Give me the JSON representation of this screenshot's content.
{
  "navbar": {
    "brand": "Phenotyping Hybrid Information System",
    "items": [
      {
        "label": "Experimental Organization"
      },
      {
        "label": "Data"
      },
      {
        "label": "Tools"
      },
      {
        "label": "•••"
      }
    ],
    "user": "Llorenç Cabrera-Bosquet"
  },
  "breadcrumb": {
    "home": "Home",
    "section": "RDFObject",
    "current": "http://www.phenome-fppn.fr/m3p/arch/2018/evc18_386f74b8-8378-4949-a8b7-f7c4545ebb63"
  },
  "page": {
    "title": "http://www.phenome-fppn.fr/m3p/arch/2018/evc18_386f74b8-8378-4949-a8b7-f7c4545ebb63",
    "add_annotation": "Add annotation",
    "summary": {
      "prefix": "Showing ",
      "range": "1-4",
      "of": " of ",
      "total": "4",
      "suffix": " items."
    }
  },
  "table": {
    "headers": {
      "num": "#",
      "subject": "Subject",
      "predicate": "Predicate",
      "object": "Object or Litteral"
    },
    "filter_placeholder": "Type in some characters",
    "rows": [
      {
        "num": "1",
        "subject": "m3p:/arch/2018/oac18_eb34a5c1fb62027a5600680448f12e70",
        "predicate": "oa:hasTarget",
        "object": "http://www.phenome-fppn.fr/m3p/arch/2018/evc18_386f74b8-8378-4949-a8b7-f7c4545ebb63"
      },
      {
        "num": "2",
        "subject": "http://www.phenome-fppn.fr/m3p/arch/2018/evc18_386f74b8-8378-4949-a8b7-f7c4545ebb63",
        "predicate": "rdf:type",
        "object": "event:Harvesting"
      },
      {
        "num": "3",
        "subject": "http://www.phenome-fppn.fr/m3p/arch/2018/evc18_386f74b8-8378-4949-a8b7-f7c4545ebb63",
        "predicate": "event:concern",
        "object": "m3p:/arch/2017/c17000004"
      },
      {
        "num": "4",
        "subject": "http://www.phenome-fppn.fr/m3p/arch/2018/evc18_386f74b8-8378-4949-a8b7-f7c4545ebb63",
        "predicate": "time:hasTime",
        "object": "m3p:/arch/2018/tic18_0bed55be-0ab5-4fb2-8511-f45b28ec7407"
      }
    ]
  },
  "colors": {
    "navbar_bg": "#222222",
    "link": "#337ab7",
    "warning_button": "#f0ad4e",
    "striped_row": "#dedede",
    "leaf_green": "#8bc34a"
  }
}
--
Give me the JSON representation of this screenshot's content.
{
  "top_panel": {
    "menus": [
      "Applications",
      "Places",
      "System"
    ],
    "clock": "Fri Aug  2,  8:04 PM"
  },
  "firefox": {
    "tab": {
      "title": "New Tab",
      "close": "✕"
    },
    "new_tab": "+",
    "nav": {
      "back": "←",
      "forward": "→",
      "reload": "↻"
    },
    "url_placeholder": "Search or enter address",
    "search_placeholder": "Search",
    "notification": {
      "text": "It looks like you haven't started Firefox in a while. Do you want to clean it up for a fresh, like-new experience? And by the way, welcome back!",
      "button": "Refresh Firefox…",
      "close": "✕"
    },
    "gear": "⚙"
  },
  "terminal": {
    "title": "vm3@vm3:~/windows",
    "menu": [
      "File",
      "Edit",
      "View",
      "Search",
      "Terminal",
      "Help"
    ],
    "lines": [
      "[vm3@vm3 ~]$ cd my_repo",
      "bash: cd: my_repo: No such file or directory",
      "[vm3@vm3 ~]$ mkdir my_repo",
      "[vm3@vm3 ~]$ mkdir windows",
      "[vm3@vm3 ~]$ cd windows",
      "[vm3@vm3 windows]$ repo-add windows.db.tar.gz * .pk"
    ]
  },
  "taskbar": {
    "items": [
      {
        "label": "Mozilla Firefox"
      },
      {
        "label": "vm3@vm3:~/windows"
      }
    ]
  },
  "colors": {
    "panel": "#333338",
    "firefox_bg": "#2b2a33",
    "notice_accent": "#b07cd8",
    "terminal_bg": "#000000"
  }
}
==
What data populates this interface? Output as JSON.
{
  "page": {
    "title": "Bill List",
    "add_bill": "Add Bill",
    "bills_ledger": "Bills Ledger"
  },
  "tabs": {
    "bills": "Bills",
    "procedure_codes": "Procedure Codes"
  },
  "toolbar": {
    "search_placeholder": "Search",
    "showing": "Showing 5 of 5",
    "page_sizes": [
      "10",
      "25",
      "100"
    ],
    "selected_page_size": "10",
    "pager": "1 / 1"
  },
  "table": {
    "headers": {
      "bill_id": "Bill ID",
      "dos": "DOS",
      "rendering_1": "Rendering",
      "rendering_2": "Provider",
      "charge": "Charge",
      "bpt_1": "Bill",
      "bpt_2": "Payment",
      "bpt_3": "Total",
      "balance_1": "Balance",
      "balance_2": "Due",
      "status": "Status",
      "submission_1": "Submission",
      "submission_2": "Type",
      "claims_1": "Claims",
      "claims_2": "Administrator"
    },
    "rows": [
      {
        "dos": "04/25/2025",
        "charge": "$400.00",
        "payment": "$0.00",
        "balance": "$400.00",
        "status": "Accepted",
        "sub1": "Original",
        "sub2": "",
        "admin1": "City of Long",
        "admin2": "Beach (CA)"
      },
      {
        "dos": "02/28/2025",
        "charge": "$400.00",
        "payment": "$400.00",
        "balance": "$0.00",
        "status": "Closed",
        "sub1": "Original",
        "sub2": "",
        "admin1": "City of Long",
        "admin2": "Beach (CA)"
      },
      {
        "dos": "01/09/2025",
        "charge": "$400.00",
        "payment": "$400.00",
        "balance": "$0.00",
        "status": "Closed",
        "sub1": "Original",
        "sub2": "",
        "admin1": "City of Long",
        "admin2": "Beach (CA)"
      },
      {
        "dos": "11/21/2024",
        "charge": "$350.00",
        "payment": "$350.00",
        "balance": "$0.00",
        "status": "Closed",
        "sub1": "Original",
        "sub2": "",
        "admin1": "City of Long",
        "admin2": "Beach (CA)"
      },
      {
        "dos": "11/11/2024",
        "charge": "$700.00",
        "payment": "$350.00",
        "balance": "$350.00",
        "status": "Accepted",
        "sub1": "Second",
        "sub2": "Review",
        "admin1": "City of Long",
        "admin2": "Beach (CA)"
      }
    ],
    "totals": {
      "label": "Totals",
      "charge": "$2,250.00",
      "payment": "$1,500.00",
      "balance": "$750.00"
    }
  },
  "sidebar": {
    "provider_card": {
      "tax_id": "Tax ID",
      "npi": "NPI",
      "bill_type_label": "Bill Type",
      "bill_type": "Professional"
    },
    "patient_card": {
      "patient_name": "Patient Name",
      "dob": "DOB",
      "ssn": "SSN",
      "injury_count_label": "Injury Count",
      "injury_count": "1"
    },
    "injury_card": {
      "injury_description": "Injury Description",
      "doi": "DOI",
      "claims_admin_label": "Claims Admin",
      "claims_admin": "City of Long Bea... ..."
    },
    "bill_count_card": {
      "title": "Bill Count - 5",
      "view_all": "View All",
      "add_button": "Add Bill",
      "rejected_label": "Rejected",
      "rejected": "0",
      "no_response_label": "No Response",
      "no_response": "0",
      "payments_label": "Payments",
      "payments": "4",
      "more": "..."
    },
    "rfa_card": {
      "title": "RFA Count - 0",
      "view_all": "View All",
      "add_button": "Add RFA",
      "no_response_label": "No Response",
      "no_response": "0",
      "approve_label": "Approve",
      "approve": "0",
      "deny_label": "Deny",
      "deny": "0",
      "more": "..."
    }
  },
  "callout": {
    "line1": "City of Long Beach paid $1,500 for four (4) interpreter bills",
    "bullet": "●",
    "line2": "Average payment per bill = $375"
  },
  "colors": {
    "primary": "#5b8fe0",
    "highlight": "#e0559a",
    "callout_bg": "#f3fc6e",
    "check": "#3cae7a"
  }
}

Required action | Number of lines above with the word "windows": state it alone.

Response to the exercise | 5